Lead halide perovskites have been of paramount interest for solution-processable solar cells, reaching power conversion efficiencies larger than 25%. In this spotlight, we will provide a systematic overview of the influence of different solution-based processing routes of lead halide perovskites on their phase transformation and conversion as revealed through in-situ X-ray-scattering experiments. These experiments were performed in conditions closely mimicking thin film processing methods and conditions used for thin film solar cell device fabrication and therefore provide critical information about the mechanism of the phase transformation, its onset, the kinetics, as well as the emergence and disappearance of various (meso)phases along the way. The measurements capture the overall solidification and conversion process of lead halide perovskite inks into solid films via so-called one-step and two-step spin-coating processes as well as blade coating and hot casting. Processing routes are applied to films based on basic components as well as mixtures of different anions and cations, solvents, and antisolvents, all of which deeply affect the thin film microstructure and morphology of the light-absorbing semiconductor and associated solar cell devices.
|Original language||English (US)|
|Journal||ACS Applied Materials & Interfaces|
|State||Published - May 31 2022|
Bibliographical noteKAUST Repository Item: Exported on 2022-06-03
Acknowledged KAUST grant number(s): OSR-CARF URF/1/3079-33-01

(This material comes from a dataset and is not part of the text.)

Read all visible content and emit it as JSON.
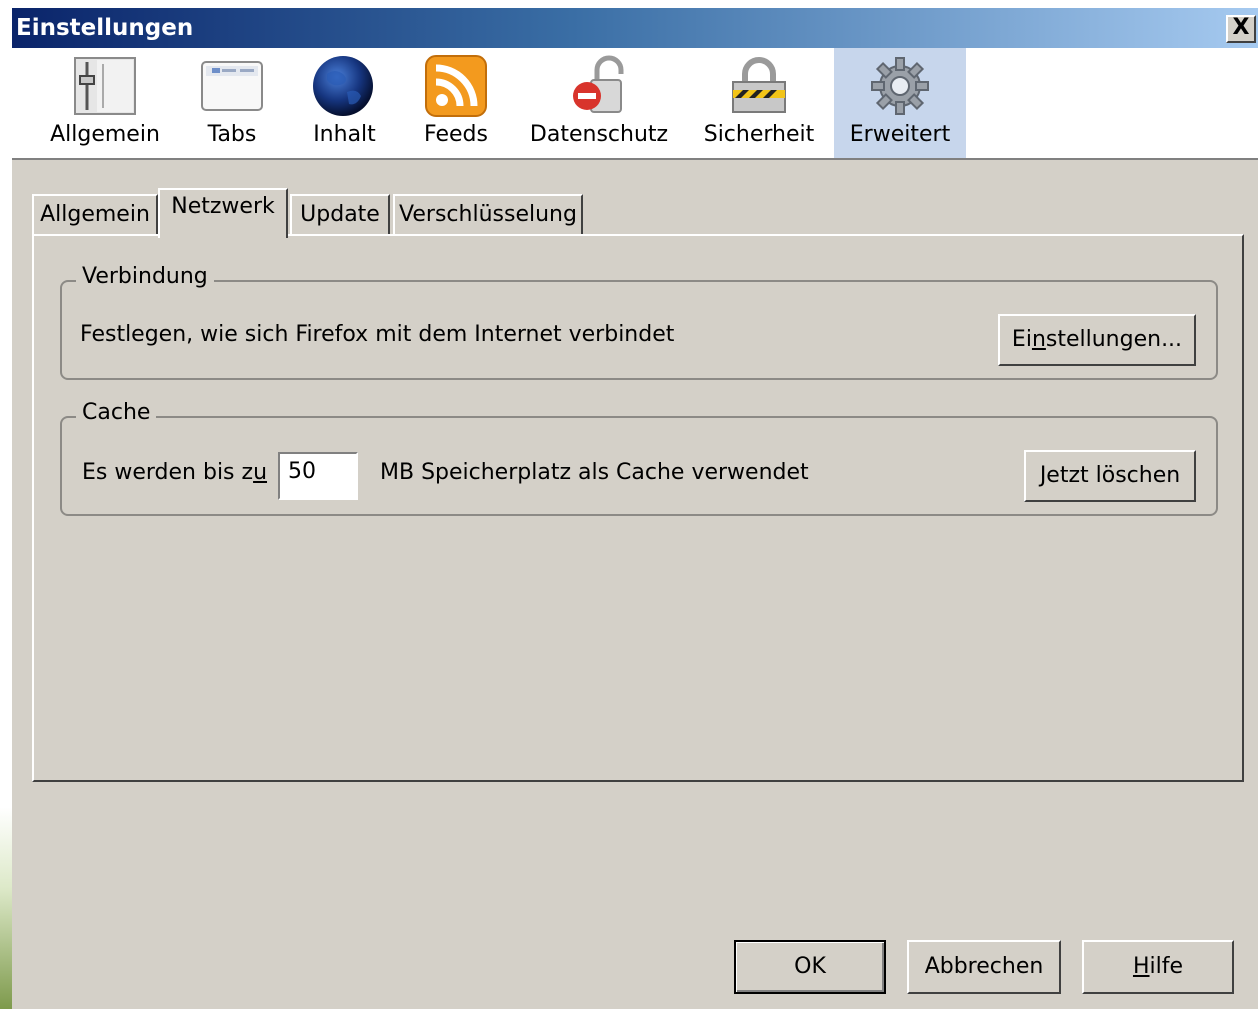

Acknowledgements: This research was funded by the National Natural Science Foundation of China, grant no. 61974085, as well as the KAUST Office of Sponsored Research, award no. OSR-CARF URF/1/3079-33-01. Part of this research was performed at the Cornell High Energy Synchrotron Source (CHESS), which is funded by the National Science Foundation, award DMR-1332208. Additional funding for this work was received from the Canada First Research Excellence Fund (CFREF).
We thank Kang Wei Chou (KAUST) for the initial development of the in-situ spin coater and Gaurav Giri (Stanford University) for his important contributions to the development of the in-situ blade coating setup. R.M. thanks the Canada First Research Excellence Fund (CFREF) for a postdoctoral fellowship. We appreciate the great working conditions at former beamline D1 and the excellent support by the CHESS staff. We thank Aram Amassian and Thomas Anthopoulos (KAUST) for their support and guidance. D.-M.S. thanks Mark Poliks (Binghamton University) for his support.
ASJC Scopus subject areas
- Materials Science(all)